During his weekly news conference Monday, Wright echoed his star player's sentiments, telling reporters that Southern Miss concerns him.
"If you look at them on film, you would never think their record is what it is," Wright said. "They are a program that has a lot of tradition. They play better at home. They fly around. They play aggressive. They played Louisiana Tech very well last week. I was really impressed with how hard they came out and played."
A victory for FAU would keep alive its hopes of becoming bowl eligible. The combined record of FAU's remaining opponents is 2-26.
Wright, who was hired by Pelini to be FAU's offensive coordinator, said he's treating each game as an audition to win the job permanently. He's already left his stamp on the program by removing the names from the back of the jerseys.
After Wright announced that he was scrapping the names, it was Smith who came up with the idea of adding the words "FAU" to the back of the jerseys instead.
"That means we're playing for more than just I," Smith said. "We're playing for him. We're playing for the people in the stands. We're playing for the alumni. We're playing for the whole FAU community and we're bringing that integrity back to the school."
Wright also changed the way the team conducts practice.
"We have added some things," Wright said. "We added the scout bowl. We have added some competition at the end of practice. We have done some fun things. We have added some things into practice."
Wright's latest change was to elevate offensive line coach Luke Meadows to offensive coordinator, although Wright will still call plays on game day.
"But coach Meadows will have more duty," Wright said. "He will have more responsibility with the game plan and I'm going to rely on him to get this offense ready."
One person who's been impressed by FAU's direction under Wright is Southern Miss head coach Todd Monken.
"Their coaches and players have done a great job of moving on," Monken told reporters during his weekly news conference Monday. "They've got a really good football team, well coached. They do a really nice job on offense."
Monken said his team would have a tough task containing FAU quarterback Jaquez Johnson, who hails from the Magnolia State and spent his freshman season playing at East Mississippi Community College.
"They do a nice job of putting you in a run-pass conflict and they've got some explosive guys around the perimeter," Monken said. "We're going to have to do a great job of containing their run game and forcing him into passing situations and putting him in a drop-back passing game. Some teams have been able to do it. That's easier said than done."
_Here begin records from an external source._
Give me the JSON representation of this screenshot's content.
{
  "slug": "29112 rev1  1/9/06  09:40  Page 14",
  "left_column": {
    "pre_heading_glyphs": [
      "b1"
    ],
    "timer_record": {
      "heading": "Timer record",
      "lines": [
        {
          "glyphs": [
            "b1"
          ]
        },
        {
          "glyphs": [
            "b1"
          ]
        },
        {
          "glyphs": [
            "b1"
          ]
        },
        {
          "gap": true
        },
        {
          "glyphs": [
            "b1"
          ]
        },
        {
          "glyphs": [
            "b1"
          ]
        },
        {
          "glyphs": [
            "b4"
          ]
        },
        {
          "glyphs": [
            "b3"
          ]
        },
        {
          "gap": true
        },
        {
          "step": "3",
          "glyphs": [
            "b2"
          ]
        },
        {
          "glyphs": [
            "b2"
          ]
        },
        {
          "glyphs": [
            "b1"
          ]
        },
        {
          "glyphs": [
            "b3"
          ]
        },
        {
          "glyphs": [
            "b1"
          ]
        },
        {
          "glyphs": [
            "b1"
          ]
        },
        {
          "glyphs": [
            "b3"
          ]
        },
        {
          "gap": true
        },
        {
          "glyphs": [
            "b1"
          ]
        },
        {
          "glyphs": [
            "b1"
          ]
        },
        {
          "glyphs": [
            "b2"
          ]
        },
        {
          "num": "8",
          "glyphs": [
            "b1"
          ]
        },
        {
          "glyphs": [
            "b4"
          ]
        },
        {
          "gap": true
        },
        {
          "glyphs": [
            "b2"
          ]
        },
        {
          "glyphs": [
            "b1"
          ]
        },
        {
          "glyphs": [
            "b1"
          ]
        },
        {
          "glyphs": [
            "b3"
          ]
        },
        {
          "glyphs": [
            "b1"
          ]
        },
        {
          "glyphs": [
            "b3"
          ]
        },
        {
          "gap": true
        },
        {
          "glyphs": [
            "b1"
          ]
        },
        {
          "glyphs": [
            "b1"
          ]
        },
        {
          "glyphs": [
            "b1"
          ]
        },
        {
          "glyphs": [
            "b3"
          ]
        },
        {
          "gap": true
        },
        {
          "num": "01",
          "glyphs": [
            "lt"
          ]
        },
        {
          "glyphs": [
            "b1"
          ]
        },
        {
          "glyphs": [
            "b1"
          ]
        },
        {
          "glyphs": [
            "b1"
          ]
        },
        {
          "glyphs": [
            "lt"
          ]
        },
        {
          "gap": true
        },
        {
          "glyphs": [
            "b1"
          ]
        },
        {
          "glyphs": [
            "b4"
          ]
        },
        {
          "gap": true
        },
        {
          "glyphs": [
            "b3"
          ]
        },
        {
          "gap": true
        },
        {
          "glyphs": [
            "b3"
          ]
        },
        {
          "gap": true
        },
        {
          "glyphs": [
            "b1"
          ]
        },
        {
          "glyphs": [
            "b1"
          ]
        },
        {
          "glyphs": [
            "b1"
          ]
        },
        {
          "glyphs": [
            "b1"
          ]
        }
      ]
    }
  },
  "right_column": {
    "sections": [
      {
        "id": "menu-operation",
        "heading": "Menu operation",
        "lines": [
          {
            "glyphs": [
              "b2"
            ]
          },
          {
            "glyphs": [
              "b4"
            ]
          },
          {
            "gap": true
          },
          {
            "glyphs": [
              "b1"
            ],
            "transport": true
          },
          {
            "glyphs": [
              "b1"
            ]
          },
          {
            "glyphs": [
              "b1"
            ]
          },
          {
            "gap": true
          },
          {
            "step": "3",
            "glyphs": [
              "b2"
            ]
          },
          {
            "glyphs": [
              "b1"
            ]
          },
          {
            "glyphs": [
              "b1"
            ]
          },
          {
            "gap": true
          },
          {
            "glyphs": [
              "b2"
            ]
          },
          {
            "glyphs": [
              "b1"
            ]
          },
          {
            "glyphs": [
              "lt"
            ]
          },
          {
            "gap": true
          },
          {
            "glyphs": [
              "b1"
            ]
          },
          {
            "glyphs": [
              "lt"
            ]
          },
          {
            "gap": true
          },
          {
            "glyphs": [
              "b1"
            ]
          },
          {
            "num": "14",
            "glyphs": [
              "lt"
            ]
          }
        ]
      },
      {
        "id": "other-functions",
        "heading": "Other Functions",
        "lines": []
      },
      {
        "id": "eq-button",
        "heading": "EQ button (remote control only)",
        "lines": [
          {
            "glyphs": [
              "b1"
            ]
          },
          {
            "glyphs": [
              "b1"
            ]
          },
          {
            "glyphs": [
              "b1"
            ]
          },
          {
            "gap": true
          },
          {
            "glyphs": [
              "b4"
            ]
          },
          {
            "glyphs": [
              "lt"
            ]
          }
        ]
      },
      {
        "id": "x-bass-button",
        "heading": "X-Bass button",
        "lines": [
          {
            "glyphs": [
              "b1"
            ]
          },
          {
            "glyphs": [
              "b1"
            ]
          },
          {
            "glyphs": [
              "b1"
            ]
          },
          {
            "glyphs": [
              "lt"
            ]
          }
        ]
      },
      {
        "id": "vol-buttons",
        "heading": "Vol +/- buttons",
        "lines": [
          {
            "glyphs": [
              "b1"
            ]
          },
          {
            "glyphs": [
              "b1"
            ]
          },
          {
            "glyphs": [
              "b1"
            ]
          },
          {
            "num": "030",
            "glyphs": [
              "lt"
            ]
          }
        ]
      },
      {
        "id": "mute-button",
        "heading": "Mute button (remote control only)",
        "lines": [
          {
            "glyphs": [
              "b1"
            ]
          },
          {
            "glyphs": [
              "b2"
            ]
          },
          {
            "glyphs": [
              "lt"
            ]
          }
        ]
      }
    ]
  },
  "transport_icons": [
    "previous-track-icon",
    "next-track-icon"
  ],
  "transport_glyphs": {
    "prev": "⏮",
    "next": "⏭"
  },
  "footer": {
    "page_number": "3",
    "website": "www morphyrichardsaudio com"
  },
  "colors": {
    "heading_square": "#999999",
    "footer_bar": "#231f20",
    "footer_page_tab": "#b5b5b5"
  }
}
Monken said FAU's defensive line also makes it difficult to effectively run the ball.
"We'll have our work cut out for us," he said.